Exercise brief: Every record must be copied exactly. Leave nothing out.

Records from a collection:
──────────────────────────────

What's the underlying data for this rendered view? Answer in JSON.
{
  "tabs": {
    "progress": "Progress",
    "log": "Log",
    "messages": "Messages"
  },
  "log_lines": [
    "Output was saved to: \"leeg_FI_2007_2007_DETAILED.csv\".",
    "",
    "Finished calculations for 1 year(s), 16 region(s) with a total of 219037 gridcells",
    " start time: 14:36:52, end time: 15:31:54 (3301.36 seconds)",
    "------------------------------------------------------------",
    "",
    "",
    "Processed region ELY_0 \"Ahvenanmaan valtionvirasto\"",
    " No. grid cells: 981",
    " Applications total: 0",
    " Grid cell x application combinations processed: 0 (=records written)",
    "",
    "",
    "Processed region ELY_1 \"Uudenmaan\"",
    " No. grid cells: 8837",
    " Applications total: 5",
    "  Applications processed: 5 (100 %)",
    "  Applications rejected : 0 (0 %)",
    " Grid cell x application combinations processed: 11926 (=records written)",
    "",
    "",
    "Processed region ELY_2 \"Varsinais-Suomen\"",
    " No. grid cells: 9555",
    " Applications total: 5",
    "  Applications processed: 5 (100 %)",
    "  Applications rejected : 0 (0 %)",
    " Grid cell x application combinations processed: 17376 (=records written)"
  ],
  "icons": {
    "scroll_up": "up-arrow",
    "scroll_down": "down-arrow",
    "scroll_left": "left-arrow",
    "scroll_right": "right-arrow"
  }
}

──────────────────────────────

Response to the exercise:
What's the underlying data for this rendered view? Answer in JSON.
{
  "tabs": {
    "progress": "Progress",
    "log": "Log",
    "messages": "Messages"
  },
  "log_lines": [
    "Output was saved to: \"leeg_FI_2007_2007_DETAILED.csv\".",
    "",
    "Finished calculations for 1 year(s), 16 region(s) with a total of 219037 gridcells",
    " start time: 14:36:52, end time: 15:31:54 (3301.36 seconds)",
    "------------------------------------------------------------",
    "",
    "",
    "Processed region ELY_0 \"Ahvenanmaan valtionvirasto\"",
    " No. grid cells: 981",
    " Applications total: 0",
    " Grid cell x application combinations processed: 0 (=records written)",
    "",
    "",
    "Processed region ELY_1 \"Uudenmaan\"",
    " No. grid cells: 8837",
    " Applications total: 5",
    "  Applications processed: 5 (100 %)",
    "  Applications rejected : 0 (0 %)",
    " Grid cell x application combinations processed: 11926 (=records written)",
    "",
    "",
    "Processed region ELY_2 \"Varsinais-Suomen\"",
    " No. grid cells: 9555",
    " Applications total: 5",
    "  Applications processed: 5 (100 %)",
    "  Applications rejected : 0 (0 %)",
    " Grid cell x application combinations processed: 17376 (=records written)"
  ],
  "icons": {
    "scroll_up": "up-arrow",
    "scroll_down": "down-arrow",
    "scroll_left": "left-arrow",
    "scroll_right": "right-arrow"
  }
}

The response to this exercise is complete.